Starring: Vaclav Neckar, Josef Somr
Director: Jiri Menzel
Following swiftly on the tails of The Firemen’s Ball, another classic of the Czech New Wave comes to Blu-ray courtesy of Arrow Video. Based on the novel by Bohumil Hrabal, Jiri Menzel’s delightful Oscar-winning feature debut is like an inspired mash-up of Kafka’s The Castle and Oh, Mr Porter! The central protagonist, Milos (Vaclav Neckar), is a callow youth from a family of layabouts and misfits who seems all set to follow in their footsteps when he becomes an apprentice railway dispatcher at a sleepy, ramshackle rural train station. Further down the track, WWII is in full swing, but Milos has more pressing problems on his mind, such as trying to lose his virginity – something Masha, a sexy train conductor, would be only too happy to lend him a hand with, but he’s unable to keep up his end of the bargain.
Gradually, the war impinges. There are bombs, SS paratroopers, and visits from the railway supervisor, a card-carrying Nazi who tries to make them all into better servants of the Reich. But despite these rude interruptions the mood that prevails at the rambling stationhouse is one of cosy idleness, enlivened by moments of romance and lechery.
All of this is brilliantly evoked by Menzel in scenes that are a triumph of whimsical, melancholic atmosphere. Throughout, the director’s touch is feather light, and he’s helped enormously by black-and-white location cinematography that is still achingly fresh and present. Intricate editing gives the movie a spry, almost musical quality, with carefully choreographed comedic business playing out against still lifes of clunky, decaying station equipment, remnants of the Austro-Hungarian empire. At the time of release, the film’s unheroic view of the Czech people had subversive political undertones which got it into trouble, but more lastingly it serves as a potent metaphor for that all too common feeling that life is passing you by. And it brims with magical vignettes that would make it into any showreel of the best moments in 1960s world cinema, such as the little scene where Masha leans down to kiss Milos, only to be whisked away in a puff of steam. Sometimes coarse, occasionally heart-stoppingly romantic, Closely Observed Trains is one of those rare films that seems as vivid and mercurial as life itself. 10/10

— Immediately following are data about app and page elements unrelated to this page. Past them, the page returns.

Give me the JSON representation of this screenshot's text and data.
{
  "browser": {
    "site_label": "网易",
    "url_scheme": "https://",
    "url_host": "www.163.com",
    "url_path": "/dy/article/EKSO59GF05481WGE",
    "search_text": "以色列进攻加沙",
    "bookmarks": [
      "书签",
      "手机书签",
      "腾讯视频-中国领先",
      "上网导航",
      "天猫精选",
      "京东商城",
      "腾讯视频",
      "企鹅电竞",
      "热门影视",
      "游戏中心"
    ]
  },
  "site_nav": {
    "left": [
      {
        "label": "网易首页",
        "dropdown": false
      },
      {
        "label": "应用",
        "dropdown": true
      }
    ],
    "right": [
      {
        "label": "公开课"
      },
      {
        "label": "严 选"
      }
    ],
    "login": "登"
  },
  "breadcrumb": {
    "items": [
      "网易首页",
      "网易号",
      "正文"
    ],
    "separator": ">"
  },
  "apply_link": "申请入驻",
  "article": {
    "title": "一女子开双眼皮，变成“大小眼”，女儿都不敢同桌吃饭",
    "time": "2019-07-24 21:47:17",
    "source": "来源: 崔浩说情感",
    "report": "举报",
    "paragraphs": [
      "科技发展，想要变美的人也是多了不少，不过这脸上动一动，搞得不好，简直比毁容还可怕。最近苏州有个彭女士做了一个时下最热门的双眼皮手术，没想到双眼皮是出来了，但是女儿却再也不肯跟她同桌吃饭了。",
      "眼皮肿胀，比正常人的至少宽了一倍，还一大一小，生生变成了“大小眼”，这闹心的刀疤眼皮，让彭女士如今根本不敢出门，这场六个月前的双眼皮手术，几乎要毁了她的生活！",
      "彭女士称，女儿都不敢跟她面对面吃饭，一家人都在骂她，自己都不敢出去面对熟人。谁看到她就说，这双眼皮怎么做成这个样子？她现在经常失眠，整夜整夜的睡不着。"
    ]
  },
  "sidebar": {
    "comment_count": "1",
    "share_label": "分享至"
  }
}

Presumably because of the location shooting, some of the scenes retain a little grain in this transfer, but on the whole the picture is very good, with pin-sharp detail to many of the medium and long shots and a finely etched quality to the exteriors of the station. There’s a satisfying inky texture to the more shadowy sequences, such as the famous one where the station’s young female telegraph operator gets marked on the rear with a rubber stamp. Overall a transfer that reflects and enhances the film’s mixture of lyricism and earthiness. 8/10
Enjoyable 23-minute piece with critic Peter Hames who talks about Menzel’s career and his close collaboration Hrabal and also reveals that Vaclav Neckar, who plays Milos, was a Czech pop star. ~ Wide-reaching 47-min introduction to Bohumil Hrabal by Michael Brooke which provides an extensive bio of the celebrated Czech author and looks at the various film adaptations of his works (with some interesting clips). Given how often the author is overlooked when doling out credit for a much-loved movie, this piece is particularly commendable and worthwhile. ~ 9-min “making of” in which the director has some interesting things to say about writing the script and casting the film. 9/10